Work out how many lines in the records below include the string "Tiki", and reply with that number alone.
====== DATASET EXCERPTS ======
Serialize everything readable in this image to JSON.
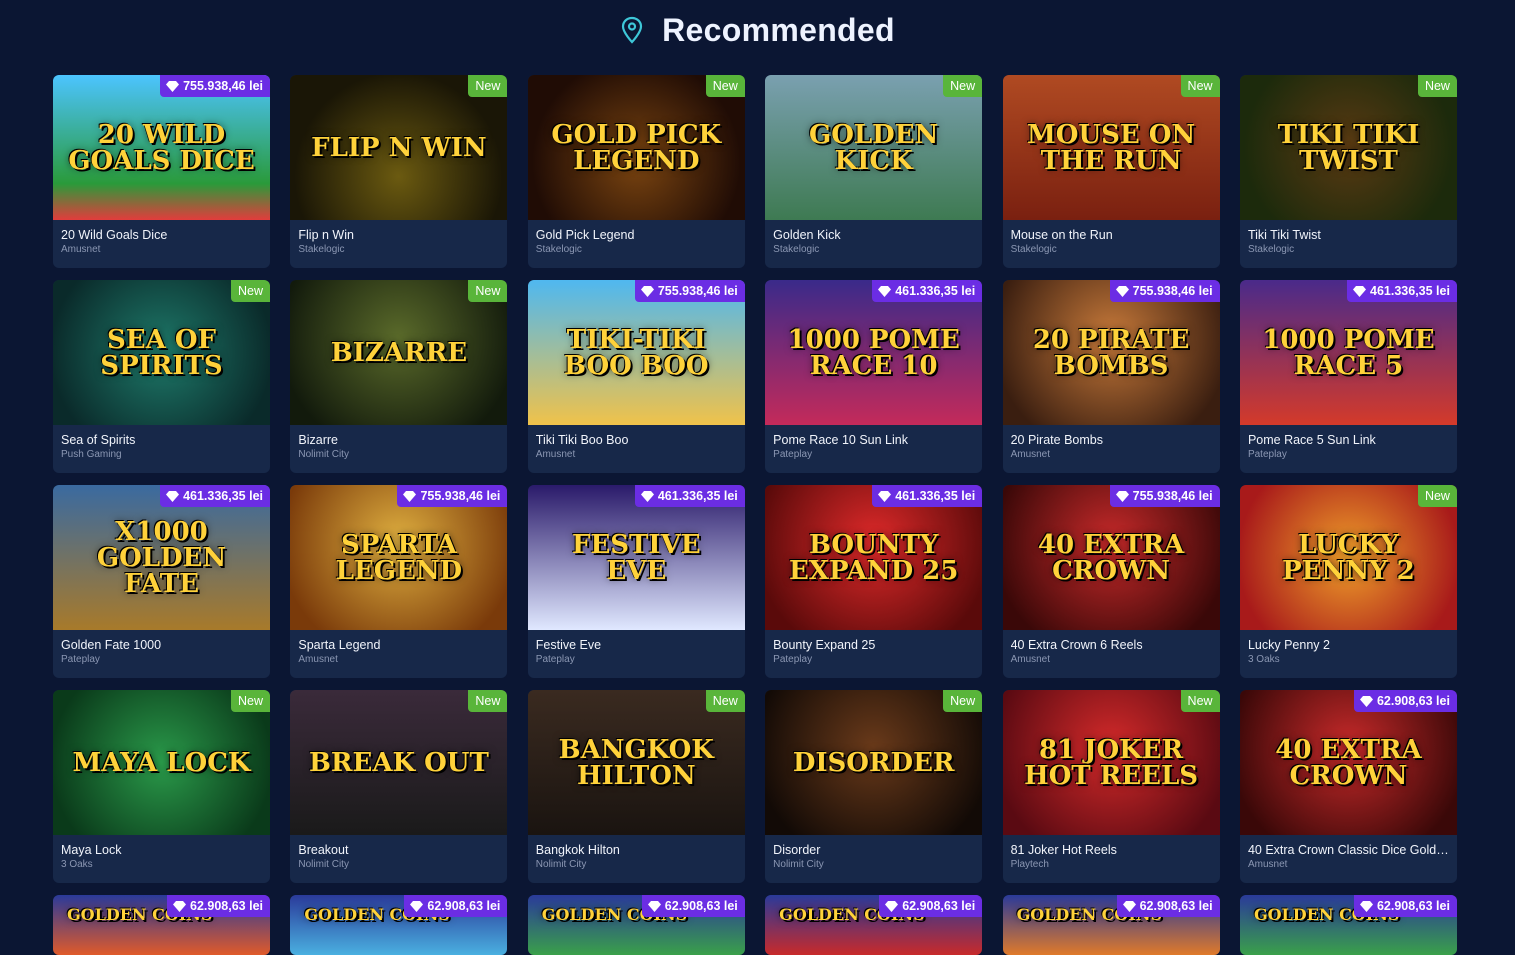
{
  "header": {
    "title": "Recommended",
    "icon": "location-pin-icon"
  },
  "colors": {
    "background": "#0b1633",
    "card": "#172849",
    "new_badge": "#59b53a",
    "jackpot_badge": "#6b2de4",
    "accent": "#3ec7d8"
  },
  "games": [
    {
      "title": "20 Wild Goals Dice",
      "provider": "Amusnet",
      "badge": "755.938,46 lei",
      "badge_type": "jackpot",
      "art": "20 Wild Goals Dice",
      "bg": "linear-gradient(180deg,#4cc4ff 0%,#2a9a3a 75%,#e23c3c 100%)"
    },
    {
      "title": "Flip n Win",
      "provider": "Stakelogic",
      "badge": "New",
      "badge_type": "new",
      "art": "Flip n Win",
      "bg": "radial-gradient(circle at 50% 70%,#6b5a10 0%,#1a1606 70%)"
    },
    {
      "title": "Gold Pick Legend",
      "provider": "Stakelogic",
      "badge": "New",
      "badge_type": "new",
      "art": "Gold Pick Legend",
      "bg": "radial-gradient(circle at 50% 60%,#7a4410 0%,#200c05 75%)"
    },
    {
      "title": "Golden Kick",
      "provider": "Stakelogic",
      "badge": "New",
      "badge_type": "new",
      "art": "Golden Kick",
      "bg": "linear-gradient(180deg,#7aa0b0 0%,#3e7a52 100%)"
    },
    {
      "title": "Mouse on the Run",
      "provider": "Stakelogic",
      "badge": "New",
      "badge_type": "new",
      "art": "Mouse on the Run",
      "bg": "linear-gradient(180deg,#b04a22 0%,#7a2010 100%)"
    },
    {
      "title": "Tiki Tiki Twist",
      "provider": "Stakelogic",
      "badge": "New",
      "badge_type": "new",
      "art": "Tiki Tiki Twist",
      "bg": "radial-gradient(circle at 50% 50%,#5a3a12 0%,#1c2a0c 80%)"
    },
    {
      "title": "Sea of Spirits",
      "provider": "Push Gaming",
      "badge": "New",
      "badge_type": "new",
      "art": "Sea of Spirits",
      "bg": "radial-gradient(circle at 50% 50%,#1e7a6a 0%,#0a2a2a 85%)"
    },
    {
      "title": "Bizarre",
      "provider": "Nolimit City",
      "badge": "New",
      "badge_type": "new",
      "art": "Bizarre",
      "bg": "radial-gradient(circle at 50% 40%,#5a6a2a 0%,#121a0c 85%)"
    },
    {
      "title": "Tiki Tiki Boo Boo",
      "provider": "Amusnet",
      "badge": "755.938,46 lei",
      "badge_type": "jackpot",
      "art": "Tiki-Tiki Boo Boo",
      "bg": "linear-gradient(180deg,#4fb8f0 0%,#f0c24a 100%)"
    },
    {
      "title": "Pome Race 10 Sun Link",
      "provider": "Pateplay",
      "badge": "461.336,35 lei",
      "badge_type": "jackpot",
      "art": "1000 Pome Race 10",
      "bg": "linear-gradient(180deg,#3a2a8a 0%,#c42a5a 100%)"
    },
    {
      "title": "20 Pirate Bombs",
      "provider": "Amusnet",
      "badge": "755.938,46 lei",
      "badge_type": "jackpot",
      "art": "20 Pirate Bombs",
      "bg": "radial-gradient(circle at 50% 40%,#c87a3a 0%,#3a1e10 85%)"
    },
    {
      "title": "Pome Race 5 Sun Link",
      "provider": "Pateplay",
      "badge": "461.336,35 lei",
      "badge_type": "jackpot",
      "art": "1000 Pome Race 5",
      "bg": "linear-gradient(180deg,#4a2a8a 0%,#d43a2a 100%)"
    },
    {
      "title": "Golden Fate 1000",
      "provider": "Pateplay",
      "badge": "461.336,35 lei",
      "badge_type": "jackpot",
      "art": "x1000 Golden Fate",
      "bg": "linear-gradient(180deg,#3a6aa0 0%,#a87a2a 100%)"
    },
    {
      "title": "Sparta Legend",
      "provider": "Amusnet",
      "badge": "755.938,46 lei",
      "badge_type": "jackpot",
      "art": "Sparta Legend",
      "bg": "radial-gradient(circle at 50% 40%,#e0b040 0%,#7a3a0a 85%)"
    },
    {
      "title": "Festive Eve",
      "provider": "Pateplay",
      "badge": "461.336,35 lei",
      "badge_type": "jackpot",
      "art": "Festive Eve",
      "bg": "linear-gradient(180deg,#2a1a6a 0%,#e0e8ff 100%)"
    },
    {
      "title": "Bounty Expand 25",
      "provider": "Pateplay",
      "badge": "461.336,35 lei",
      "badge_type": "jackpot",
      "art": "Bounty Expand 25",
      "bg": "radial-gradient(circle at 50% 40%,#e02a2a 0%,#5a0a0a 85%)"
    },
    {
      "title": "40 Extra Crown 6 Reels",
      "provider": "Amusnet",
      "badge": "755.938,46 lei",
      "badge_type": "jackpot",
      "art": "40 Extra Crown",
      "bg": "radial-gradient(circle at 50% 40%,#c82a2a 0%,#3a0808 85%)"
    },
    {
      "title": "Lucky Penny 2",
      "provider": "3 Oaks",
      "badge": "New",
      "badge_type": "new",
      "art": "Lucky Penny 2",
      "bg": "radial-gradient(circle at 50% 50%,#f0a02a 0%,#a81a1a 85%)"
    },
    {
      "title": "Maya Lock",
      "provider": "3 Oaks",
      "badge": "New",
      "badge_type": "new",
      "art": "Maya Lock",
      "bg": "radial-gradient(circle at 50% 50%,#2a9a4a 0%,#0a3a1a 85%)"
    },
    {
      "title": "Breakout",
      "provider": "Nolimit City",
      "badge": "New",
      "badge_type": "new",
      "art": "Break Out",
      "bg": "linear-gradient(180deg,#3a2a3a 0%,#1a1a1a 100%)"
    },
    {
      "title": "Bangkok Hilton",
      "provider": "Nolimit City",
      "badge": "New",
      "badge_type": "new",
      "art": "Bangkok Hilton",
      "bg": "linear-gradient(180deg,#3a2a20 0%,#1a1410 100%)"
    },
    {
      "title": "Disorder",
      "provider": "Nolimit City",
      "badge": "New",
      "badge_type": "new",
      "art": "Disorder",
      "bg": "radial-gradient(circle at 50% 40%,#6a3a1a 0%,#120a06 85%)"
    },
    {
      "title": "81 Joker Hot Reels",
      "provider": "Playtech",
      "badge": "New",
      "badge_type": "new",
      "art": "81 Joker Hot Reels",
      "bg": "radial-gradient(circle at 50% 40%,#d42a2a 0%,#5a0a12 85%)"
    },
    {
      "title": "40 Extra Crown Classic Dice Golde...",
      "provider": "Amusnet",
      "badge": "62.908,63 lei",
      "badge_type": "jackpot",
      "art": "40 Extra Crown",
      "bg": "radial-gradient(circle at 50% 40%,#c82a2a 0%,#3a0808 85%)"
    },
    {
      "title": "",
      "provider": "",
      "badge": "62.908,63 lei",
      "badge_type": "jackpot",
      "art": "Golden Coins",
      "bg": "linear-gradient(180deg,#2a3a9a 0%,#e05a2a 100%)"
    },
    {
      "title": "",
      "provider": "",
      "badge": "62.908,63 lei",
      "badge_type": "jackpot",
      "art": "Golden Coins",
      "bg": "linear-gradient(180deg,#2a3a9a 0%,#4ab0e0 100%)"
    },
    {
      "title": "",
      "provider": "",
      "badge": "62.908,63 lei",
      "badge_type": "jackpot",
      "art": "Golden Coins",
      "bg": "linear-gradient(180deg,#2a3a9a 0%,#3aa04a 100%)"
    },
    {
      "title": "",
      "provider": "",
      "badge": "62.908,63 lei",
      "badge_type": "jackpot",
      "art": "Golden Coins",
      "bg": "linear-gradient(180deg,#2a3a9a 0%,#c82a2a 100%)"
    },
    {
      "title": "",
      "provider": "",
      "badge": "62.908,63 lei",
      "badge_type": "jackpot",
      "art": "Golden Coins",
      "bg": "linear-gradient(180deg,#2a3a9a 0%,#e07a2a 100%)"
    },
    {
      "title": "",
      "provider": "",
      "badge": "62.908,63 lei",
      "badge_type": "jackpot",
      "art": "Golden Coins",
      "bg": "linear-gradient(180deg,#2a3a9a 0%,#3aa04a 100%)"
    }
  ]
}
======
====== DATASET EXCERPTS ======
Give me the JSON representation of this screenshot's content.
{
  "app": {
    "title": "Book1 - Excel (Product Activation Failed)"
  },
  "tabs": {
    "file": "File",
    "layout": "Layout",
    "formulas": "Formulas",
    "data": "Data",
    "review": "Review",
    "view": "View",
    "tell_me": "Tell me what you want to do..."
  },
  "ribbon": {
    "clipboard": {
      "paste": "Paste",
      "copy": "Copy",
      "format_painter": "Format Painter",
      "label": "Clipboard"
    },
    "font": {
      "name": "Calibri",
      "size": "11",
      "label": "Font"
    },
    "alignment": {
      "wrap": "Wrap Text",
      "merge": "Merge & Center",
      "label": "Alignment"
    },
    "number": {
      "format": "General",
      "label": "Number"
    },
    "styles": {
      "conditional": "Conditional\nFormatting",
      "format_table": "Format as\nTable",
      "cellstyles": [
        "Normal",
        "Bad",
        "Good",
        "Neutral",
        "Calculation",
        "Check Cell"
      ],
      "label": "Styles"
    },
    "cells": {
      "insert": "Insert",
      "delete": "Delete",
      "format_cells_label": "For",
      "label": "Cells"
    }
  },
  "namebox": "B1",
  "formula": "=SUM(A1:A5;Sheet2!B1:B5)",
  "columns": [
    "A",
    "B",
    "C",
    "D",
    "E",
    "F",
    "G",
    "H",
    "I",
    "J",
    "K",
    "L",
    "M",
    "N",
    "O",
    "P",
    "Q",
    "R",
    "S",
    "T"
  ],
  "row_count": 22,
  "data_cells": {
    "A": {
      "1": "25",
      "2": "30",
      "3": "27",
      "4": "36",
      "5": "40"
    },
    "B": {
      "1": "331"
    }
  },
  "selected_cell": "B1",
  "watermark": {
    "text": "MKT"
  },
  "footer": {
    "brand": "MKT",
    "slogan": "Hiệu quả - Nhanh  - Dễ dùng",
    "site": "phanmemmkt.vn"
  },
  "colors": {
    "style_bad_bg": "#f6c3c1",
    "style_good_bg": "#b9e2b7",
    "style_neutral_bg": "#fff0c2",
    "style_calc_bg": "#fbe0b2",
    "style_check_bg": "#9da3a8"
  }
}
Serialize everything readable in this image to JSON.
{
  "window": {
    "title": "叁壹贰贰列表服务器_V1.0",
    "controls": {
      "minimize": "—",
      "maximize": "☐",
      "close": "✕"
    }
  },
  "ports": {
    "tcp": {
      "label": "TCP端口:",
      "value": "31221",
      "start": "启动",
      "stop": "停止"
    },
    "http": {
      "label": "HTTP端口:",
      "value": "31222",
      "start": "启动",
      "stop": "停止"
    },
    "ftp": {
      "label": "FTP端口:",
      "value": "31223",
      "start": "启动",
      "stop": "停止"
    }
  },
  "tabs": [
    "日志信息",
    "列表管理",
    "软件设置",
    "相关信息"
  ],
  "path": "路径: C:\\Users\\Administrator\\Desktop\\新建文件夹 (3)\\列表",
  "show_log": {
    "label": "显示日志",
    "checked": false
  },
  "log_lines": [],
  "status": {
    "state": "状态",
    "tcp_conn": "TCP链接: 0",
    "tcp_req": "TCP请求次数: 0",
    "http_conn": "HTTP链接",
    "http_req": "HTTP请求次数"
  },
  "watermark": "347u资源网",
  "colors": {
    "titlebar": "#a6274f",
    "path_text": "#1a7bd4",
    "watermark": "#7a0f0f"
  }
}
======
▸ RESPONSE AREA:
4